- **Exercise aim**:
Give the entries back exactly as they stand, but without pictures.

----

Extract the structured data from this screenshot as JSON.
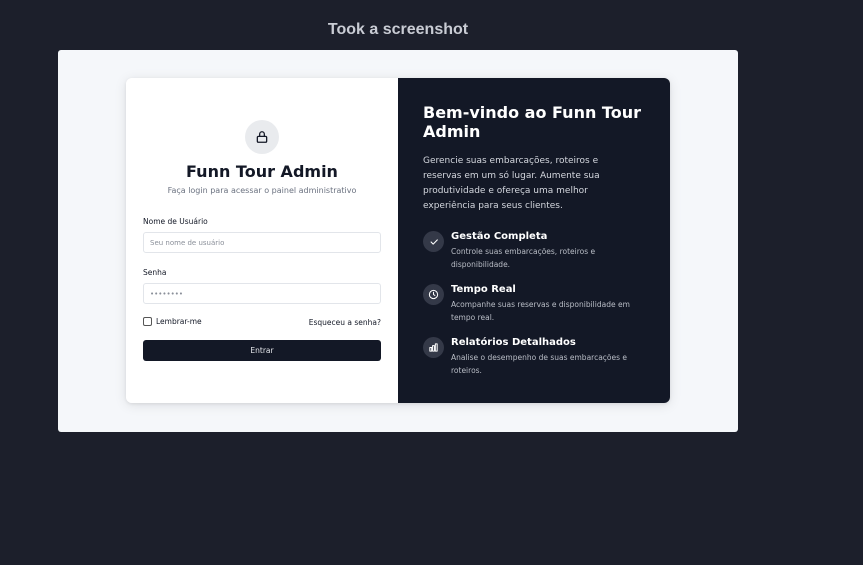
{
  "caption": "Took a screenshot",
  "login": {
    "title": "Funn Tour Admin",
    "subtitle": "Faça login para acessar o painel administrativo",
    "username_label": "Nome de Usuário",
    "username_placeholder": "Seu nome de usuário",
    "password_label": "Senha",
    "password_placeholder": "••••••••",
    "remember_label": "Lembrar-me",
    "forgot_label": "Esqueceu a senha?",
    "submit_label": "Entrar"
  },
  "promo": {
    "title": "Bem-vindo ao Funn Tour Admin",
    "intro": "Gerencie suas embarcações, roteiros e reservas em um só lugar. Aumente sua produtividade e ofereça uma melhor experiência para seus clientes.",
    "features": [
      {
        "icon": "check-icon",
        "title": "Gestão Completa",
        "desc": "Controle suas embarcações, roteiros e disponibilidade."
      },
      {
        "icon": "clock-icon",
        "title": "Tempo Real",
        "desc": "Acompanhe suas reservas e disponibilidade em tempo real."
      },
      {
        "icon": "bar-chart-icon",
        "title": "Relatórios Detalhados",
        "desc": "Analise o desempenho de suas embarcações e roteiros."
      }
    ]
  },
  "colors": {
    "background": "#1c1f2b",
    "panel_dark": "#131826",
    "accent_button": "#131826"
  }
}
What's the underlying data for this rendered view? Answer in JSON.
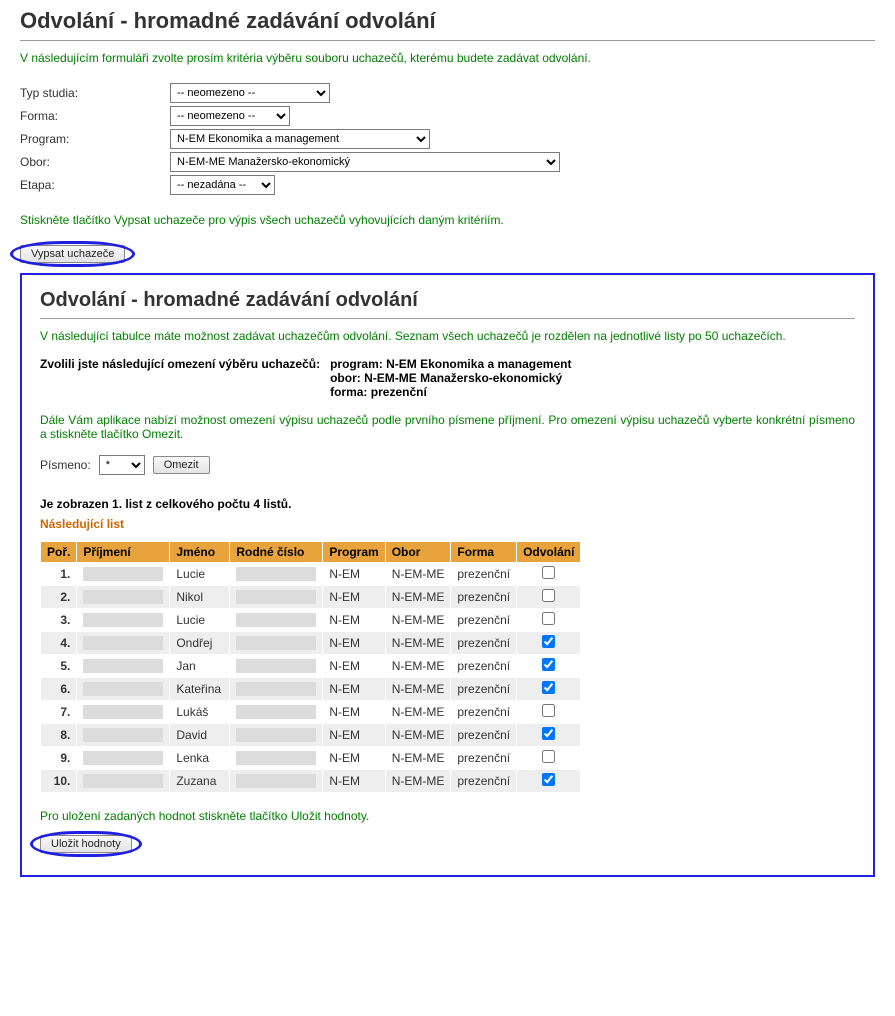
{
  "page": {
    "title": "Odvolání - hromadné zadávání odvolání"
  },
  "intro": "V následujícím formuláři zvolte prosím kritéria výběru souboru uchazečů, kterému budete zadávat odvolání.",
  "form": {
    "labels": {
      "typ": "Typ studia:",
      "forma": "Forma:",
      "program": "Program:",
      "obor": "Obor:",
      "etapa": "Etapa:"
    },
    "values": {
      "typ": "-- neomezeno --",
      "forma": "-- neomezeno --",
      "program": "N-EM Ekonomika a management",
      "obor": "N-EM-ME Manažersko-ekonomický",
      "etapa": "-- nezadána --"
    }
  },
  "hint1": "Stiskněte tlačítko Vypsat uchazeče pro výpis všech uchazečů vyhovujících daným kritériím.",
  "buttons": {
    "vypsat": "Vypsat uchazeče",
    "omezit": "Omezit",
    "ulozit": "Uložit hodnoty"
  },
  "panel": {
    "title": "Odvolání - hromadné zadávání odvolání",
    "intro": "V následující tabulce máte možnost zadávat uchazečům odvolání. Seznam všech uchazečů je rozdělen na jednotlivé listy po 50 uchazečích.",
    "restriction_label": "Zvolili jste následující omezení výběru uchazečů:",
    "restrictions": {
      "r1": "program: N-EM Ekonomika a management",
      "r2": "obor: N-EM-ME Manažersko-ekonomický",
      "r3": "forma: prezenční"
    },
    "filter_hint": "Dále Vám aplikace nabízí možnost omezení výpisu uchazečů podle prvního písmene příjmení. Pro omezení výpisu uchazečů vyberte konkrétní písmeno a stiskněte tlačítko Omezit.",
    "letter_label": "Písmeno:",
    "letter_value": "*",
    "list_info": "Je zobrazen 1. list z celkového počtu 4 listů.",
    "next_link": "Následující list",
    "save_hint": "Pro uložení zadaných hodnot stiskněte tlačítko Uložit hodnoty."
  },
  "table": {
    "headers": {
      "por": "Poř.",
      "prijmeni": "Příjmení",
      "jmeno": "Jméno",
      "rc": "Rodné číslo",
      "program": "Program",
      "obor": "Obor",
      "forma": "Forma",
      "odvolani": "Odvolání"
    },
    "rows": [
      {
        "por": "1.",
        "jmeno": "Lucie",
        "program": "N-EM",
        "obor": "N-EM-ME",
        "forma": "prezenční",
        "odvolani": false
      },
      {
        "por": "2.",
        "jmeno": "Nikol",
        "program": "N-EM",
        "obor": "N-EM-ME",
        "forma": "prezenční",
        "odvolani": false
      },
      {
        "por": "3.",
        "jmeno": "Lucie",
        "program": "N-EM",
        "obor": "N-EM-ME",
        "forma": "prezenční",
        "odvolani": false
      },
      {
        "por": "4.",
        "jmeno": "Ondřej",
        "program": "N-EM",
        "obor": "N-EM-ME",
        "forma": "prezenční",
        "odvolani": true
      },
      {
        "por": "5.",
        "jmeno": "Jan",
        "program": "N-EM",
        "obor": "N-EM-ME",
        "forma": "prezenční",
        "odvolani": true
      },
      {
        "por": "6.",
        "jmeno": "Kateřina",
        "program": "N-EM",
        "obor": "N-EM-ME",
        "forma": "prezenční",
        "odvolani": true
      },
      {
        "por": "7.",
        "jmeno": "Lukáš",
        "program": "N-EM",
        "obor": "N-EM-ME",
        "forma": "prezenční",
        "odvolani": false
      },
      {
        "por": "8.",
        "jmeno": "David",
        "program": "N-EM",
        "obor": "N-EM-ME",
        "forma": "prezenční",
        "odvolani": true
      },
      {
        "por": "9.",
        "jmeno": "Lenka",
        "program": "N-EM",
        "obor": "N-EM-ME",
        "forma": "prezenční",
        "odvolani": false
      },
      {
        "por": "10.",
        "jmeno": "Zuzana",
        "program": "N-EM",
        "obor": "N-EM-ME",
        "forma": "prezenční",
        "odvolani": true
      }
    ]
  }
}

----

- **Answer area**:
Extract the structured data from this screenshot as JSON.
{
  "caption": "Took a screenshot",
  "login": {
    "title": "Funn Tour Admin",
    "subtitle": "Faça login para acessar o painel administrativo",
    "username_label": "Nome de Usuário",
    "username_placeholder": "Seu nome de usuário",
    "password_label": "Senha",
    "password_placeholder": "••••••••",
    "remember_label": "Lembrar-me",
    "forgot_label": "Esqueceu a senha?",
    "submit_label": "Entrar"
  },
  "promo": {
    "title": "Bem-vindo ao Funn Tour Admin",
    "intro": "Gerencie suas embarcações, roteiros e reservas em um só lugar. Aumente sua produtividade e ofereça uma melhor experiência para seus clientes.",
    "features": [
      {
        "icon": "check-icon",
        "title": "Gestão Completa",
        "desc": "Controle suas embarcações, roteiros e disponibilidade."
      },
      {
        "icon": "clock-icon",
        "title": "Tempo Real",
        "desc": "Acompanhe suas reservas e disponibilidade em tempo real."
      },
      {
        "icon": "bar-chart-icon",
        "title": "Relatórios Detalhados",
        "desc": "Analise o desempenho de suas embarcações e roteiros."
      }
    ]
  },
  "colors": {
    "background": "#1c1f2b",
    "panel_dark": "#131826",
    "accent_button": "#131826"
  }
}
What's the underlying data for this rendered view? Answer in JSON.
{
  "page": {
    "title": "Odvolání - hromadné zadávání odvolání"
  },
  "intro": "V následujícím formuláři zvolte prosím kritéria výběru souboru uchazečů, kterému budete zadávat odvolání.",
  "form": {
    "labels": {
      "typ": "Typ studia:",
      "forma": "Forma:",
      "program": "Program:",
      "obor": "Obor:",
      "etapa": "Etapa:"
    },
    "values": {
      "typ": "-- neomezeno --",
      "forma": "-- neomezeno --",
      "program": "N-EM Ekonomika a management",
      "obor": "N-EM-ME Manažersko-ekonomický",
      "etapa": "-- nezadána --"
    }
  },
  "hint1": "Stiskněte tlačítko Vypsat uchazeče pro výpis všech uchazečů vyhovujících daným kritériím.",
  "buttons": {
    "vypsat": "Vypsat uchazeče",
    "omezit": "Omezit",
    "ulozit": "Uložit hodnoty"
  },
  "panel": {
    "title": "Odvolání - hromadné zadávání odvolání",
    "intro": "V následující tabulce máte možnost zadávat uchazečům odvolání. Seznam všech uchazečů je rozdělen na jednotlivé listy po 50 uchazečích.",
    "restriction_label": "Zvolili jste následující omezení výběru uchazečů:",
    "restrictions": {
      "r1": "program: N-EM Ekonomika a management",
      "r2": "obor: N-EM-ME Manažersko-ekonomický",
      "r3": "forma: prezenční"
    },
    "filter_hint": "Dále Vám aplikace nabízí možnost omezení výpisu uchazečů podle prvního písmene příjmení. Pro omezení výpisu uchazečů vyberte konkrétní písmeno a stiskněte tlačítko Omezit.",
    "letter_label": "Písmeno:",
    "letter_value": "*",
    "list_info": "Je zobrazen 1. list z celkového počtu 4 listů.",
    "next_link": "Následující list",
    "save_hint": "Pro uložení zadaných hodnot stiskněte tlačítko Uložit hodnoty."
  },
  "table": {
    "headers": {
      "por": "Poř.",
      "prijmeni": "Příjmení",
      "jmeno": "Jméno",
      "rc": "Rodné číslo",
      "program": "Program",
      "obor": "Obor",
      "forma": "Forma",
      "odvolani": "Odvolání"
    },
    "rows": [
      {
        "por": "1.",
        "jmeno": "Lucie",
        "program": "N-EM",
        "obor": "N-EM-ME",
        "forma": "prezenční",
        "odvolani": false
      },
      {
        "por": "2.",
        "jmeno": "Nikol",
        "program": "N-EM",
        "obor": "N-EM-ME",
        "forma": "prezenční",
        "odvolani": false
      },
      {
        "por": "3.",
        "jmeno": "Lucie",
        "program": "N-EM",
        "obor": "N-EM-ME",
        "forma": "prezenční",
        "odvolani": false
      },
      {
        "por": "4.",
        "jmeno": "Ondřej",
        "program": "N-EM",
        "obor": "N-EM-ME",
        "forma": "prezenční",
        "odvolani": true
      },
      {
        "por": "5.",
        "jmeno": "Jan",
        "program": "N-EM",
        "obor": "N-EM-ME",
        "forma": "prezenční",
        "odvolani": true
      },
      {
        "por": "6.",
        "jmeno": "Kateřina",
        "program": "N-EM",
        "obor": "N-EM-ME",
        "forma": "prezenční",
        "odvolani": true
      },
      {
        "por": "7.",
        "jmeno": "Lukáš",
        "program": "N-EM",
        "obor": "N-EM-ME",
        "forma": "prezenční",
        "odvolani": false
      },
      {
        "por": "8.",
        "jmeno": "David",
        "program": "N-EM",
        "obor": "N-EM-ME",
        "forma": "prezenční",
        "odvolani": true
      },
      {
        "por": "9.",
        "jmeno": "Lenka",
        "program": "N-EM",
        "obor": "N-EM-ME",
        "forma": "prezenční",
        "odvolani": false
      },
      {
        "por": "10.",
        "jmeno": "Zuzana",
        "program": "N-EM",
        "obor": "N-EM-ME",
        "forma": "prezenční",
        "odvolani": true
      }
    ]
  }
}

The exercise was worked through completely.